--- START ---

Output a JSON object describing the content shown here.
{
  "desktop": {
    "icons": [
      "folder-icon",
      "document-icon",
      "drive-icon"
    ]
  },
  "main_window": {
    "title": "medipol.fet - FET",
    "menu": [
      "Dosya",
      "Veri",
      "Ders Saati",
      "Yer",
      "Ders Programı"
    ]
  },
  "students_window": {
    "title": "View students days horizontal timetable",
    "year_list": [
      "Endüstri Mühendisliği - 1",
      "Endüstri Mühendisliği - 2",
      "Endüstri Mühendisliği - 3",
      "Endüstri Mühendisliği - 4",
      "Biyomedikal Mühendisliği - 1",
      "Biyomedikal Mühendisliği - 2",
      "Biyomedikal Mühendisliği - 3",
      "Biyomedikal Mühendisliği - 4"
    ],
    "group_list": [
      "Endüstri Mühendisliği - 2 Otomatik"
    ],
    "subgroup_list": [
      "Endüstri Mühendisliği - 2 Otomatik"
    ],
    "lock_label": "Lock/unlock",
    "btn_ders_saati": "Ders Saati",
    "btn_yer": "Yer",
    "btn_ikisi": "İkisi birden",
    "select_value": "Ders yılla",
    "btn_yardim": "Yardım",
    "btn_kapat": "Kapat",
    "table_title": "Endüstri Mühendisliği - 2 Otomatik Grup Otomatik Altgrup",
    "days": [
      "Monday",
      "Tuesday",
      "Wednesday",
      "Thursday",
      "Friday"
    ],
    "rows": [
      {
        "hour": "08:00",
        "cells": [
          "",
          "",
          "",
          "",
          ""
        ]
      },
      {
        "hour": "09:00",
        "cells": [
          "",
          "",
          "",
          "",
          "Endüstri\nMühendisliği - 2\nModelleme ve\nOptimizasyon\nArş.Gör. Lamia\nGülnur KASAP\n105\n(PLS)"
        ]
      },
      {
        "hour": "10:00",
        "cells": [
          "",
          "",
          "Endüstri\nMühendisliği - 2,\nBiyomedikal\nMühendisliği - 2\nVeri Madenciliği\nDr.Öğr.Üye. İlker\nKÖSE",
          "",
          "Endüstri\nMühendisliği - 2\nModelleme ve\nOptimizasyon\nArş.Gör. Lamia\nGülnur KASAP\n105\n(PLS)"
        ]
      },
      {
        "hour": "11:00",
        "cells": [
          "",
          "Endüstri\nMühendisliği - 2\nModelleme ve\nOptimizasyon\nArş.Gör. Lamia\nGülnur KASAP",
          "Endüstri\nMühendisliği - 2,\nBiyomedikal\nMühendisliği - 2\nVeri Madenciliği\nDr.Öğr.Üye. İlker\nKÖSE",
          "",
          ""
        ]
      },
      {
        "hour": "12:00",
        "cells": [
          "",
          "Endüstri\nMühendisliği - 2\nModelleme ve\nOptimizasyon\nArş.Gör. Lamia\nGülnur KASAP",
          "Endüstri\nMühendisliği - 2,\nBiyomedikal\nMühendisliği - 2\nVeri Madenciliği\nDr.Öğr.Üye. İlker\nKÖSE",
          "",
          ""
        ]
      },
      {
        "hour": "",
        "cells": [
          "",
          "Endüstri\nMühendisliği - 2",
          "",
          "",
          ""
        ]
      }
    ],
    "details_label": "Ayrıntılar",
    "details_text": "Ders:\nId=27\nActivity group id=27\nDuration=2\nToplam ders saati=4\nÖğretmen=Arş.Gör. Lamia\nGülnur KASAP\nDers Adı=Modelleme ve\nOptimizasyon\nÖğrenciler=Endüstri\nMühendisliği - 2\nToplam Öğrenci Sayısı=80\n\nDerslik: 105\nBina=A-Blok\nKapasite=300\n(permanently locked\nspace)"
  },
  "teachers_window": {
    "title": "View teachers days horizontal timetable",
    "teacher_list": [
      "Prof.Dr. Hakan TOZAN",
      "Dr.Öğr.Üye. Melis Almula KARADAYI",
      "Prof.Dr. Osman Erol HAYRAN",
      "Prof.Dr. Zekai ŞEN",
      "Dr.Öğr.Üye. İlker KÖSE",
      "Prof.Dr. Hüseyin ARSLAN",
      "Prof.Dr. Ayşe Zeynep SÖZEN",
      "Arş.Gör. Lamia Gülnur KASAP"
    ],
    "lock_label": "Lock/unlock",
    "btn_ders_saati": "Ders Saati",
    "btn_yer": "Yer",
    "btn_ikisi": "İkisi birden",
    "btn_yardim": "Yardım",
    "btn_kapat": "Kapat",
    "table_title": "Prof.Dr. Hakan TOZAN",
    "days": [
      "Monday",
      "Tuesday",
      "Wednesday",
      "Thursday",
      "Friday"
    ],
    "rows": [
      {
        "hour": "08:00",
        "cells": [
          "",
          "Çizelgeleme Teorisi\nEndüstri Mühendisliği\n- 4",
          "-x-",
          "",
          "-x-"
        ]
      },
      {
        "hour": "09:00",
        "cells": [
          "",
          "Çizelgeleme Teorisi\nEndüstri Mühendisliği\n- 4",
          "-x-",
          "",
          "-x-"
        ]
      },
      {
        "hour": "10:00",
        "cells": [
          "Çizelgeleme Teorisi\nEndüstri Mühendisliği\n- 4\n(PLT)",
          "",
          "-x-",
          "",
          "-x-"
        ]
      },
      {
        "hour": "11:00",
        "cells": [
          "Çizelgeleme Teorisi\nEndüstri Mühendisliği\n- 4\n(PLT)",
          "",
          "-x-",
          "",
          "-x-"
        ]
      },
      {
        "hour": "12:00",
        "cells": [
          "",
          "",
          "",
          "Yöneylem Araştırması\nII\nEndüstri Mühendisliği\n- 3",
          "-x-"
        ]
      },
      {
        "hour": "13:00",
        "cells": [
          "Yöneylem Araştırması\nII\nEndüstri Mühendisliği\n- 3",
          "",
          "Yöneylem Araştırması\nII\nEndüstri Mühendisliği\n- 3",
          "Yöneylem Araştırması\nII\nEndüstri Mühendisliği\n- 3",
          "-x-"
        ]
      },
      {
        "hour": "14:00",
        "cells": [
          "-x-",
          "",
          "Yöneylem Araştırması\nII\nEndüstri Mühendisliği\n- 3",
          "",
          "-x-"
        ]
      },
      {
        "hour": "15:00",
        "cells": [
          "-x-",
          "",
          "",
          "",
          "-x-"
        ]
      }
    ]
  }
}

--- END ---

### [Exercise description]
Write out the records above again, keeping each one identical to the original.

### [Completed task]
Output a JSON object describing the content shown here.
{
  "desktop": {
    "icons": [
      "folder-icon",
      "document-icon",
      "drive-icon"
    ]
  },
  "main_window": {
    "title": "medipol.fet - FET",
    "menu": [
      "Dosya",
      "Veri",
      "Ders Saati",
      "Yer",
      "Ders Programı"
    ]
  },
  "students_window": {
    "title": "View students days horizontal timetable",
    "year_list": [
      "Endüstri Mühendisliği - 1",
      "Endüstri Mühendisliği - 2",
      "Endüstri Mühendisliği - 3",
      "Endüstri Mühendisliği - 4",
      "Biyomedikal Mühendisliği - 1",
      "Biyomedikal Mühendisliği - 2",
      "Biyomedikal Mühendisliği - 3",
      "Biyomedikal Mühendisliği - 4"
    ],
    "group_list": [
      "Endüstri Mühendisliği - 2 Otomatik"
    ],
    "subgroup_list": [
      "Endüstri Mühendisliği - 2 Otomatik"
    ],
    "lock_label": "Lock/unlock",
    "btn_ders_saati": "Ders Saati",
    "btn_yer": "Yer",
    "btn_ikisi": "İkisi birden",
    "select_value": "Ders yılla",
    "btn_yardim": "Yardım",
    "btn_kapat": "Kapat",
    "table_title": "Endüstri Mühendisliği - 2 Otomatik Grup Otomatik Altgrup",
    "days": [
      "Monday",
      "Tuesday",
      "Wednesday",
      "Thursday",
      "Friday"
    ],
    "rows": [
      {
        "hour": "08:00",
        "cells": [
          "",
          "",
          "",
          "",
          ""
        ]
      },
      {
        "hour": "09:00",
        "cells": [
          "",
          "",
          "",
          "",
          "Endüstri\nMühendisliği - 2\nModelleme ve\nOptimizasyon\nArş.Gör. Lamia\nGülnur KASAP\n105\n(PLS)"
        ]
      },
      {
        "hour": "10:00",
        "cells": [
          "",
          "",
          "Endüstri\nMühendisliği - 2,\nBiyomedikal\nMühendisliği - 2\nVeri Madenciliği\nDr.Öğr.Üye. İlker\nKÖSE",
          "",
          "Endüstri\nMühendisliği - 2\nModelleme ve\nOptimizasyon\nArş.Gör. Lamia\nGülnur KASAP\n105\n(PLS)"
        ]
      },
      {
        "hour": "11:00",
        "cells": [
          "",
          "Endüstri\nMühendisliği - 2\nModelleme ve\nOptimizasyon\nArş.Gör. Lamia\nGülnur KASAP",
          "Endüstri\nMühendisliği - 2,\nBiyomedikal\nMühendisliği - 2\nVeri Madenciliği\nDr.Öğr.Üye. İlker\nKÖSE",
          "",
          ""
        ]
      },
      {
        "hour": "12:00",
        "cells": [
          "",
          "Endüstri\nMühendisliği - 2\nModelleme ve\nOptimizasyon\nArş.Gör. Lamia\nGülnur KASAP",
          "Endüstri\nMühendisliği - 2,\nBiyomedikal\nMühendisliği - 2\nVeri Madenciliği\nDr.Öğr.Üye. İlker\nKÖSE",
          "",
          ""
        ]
      },
      {
        "hour": "",
        "cells": [
          "",
          "Endüstri\nMühendisliği - 2",
          "",
          "",
          ""
        ]
      }
    ],
    "details_label": "Ayrıntılar",
    "details_text": "Ders:\nId=27\nActivity group id=27\nDuration=2\nToplam ders saati=4\nÖğretmen=Arş.Gör. Lamia\nGülnur KASAP\nDers Adı=Modelleme ve\nOptimizasyon\nÖğrenciler=Endüstri\nMühendisliği - 2\nToplam Öğrenci Sayısı=80\n\nDerslik: 105\nBina=A-Blok\nKapasite=300\n(permanently locked\nspace)"
  },
  "teachers_window": {
    "title": "View teachers days horizontal timetable",
    "teacher_list": [
      "Prof.Dr. Hakan TOZAN",
      "Dr.Öğr.Üye. Melis Almula KARADAYI",
      "Prof.Dr. Osman Erol HAYRAN",
      "Prof.Dr. Zekai ŞEN",
      "Dr.Öğr.Üye. İlker KÖSE",
      "Prof.Dr. Hüseyin ARSLAN",
      "Prof.Dr. Ayşe Zeynep SÖZEN",
      "Arş.Gör. Lamia Gülnur KASAP"
    ],
    "lock_label": "Lock/unlock",
    "btn_ders_saati": "Ders Saati",
    "btn_yer": "Yer",
    "btn_ikisi": "İkisi birden",
    "btn_yardim": "Yardım",
    "btn_kapat": "Kapat",
    "table_title": "Prof.Dr. Hakan TOZAN",
    "days": [
      "Monday",
      "Tuesday",
      "Wednesday",
      "Thursday",
      "Friday"
    ],
    "rows": [
      {
        "hour": "08:00",
        "cells": [
          "",
          "Çizelgeleme Teorisi\nEndüstri Mühendisliği\n- 4",
          "-x-",
          "",
          "-x-"
        ]
      },
      {
        "hour": "09:00",
        "cells": [
          "",
          "Çizelgeleme Teorisi\nEndüstri Mühendisliği\n- 4",
          "-x-",
          "",
          "-x-"
        ]
      },
      {
        "hour": "10:00",
        "cells": [
          "Çizelgeleme Teorisi\nEndüstri Mühendisliği\n- 4\n(PLT)",
          "",
          "-x-",
          "",
          "-x-"
        ]
      },
      {
        "hour": "11:00",
        "cells": [
          "Çizelgeleme Teorisi\nEndüstri Mühendisliği\n- 4\n(PLT)",
          "",
          "-x-",
          "",
          "-x-"
        ]
      },
      {
        "hour": "12:00",
        "cells": [
          "",
          "",
          "",
          "Yöneylem Araştırması\nII\nEndüstri Mühendisliği\n- 3",
          "-x-"
        ]
      },
      {
        "hour": "13:00",
        "cells": [
          "Yöneylem Araştırması\nII\nEndüstri Mühendisliği\n- 3",
          "",
          "Yöneylem Araştırması\nII\nEndüstri Mühendisliği\n- 3",
          "Yöneylem Araştırması\nII\nEndüstri Mühendisliği\n- 3",
          "-x-"
        ]
      },
      {
        "hour": "14:00",
        "cells": [
          "-x-",
          "",
          "Yöneylem Araştırması\nII\nEndüstri Mühendisliği\n- 3",
          "",
          "-x-"
        ]
      },
      {
        "hour": "15:00",
        "cells": [
          "-x-",
          "",
          "",
          "",
          "-x-"
        ]
      }
    ]
  }
}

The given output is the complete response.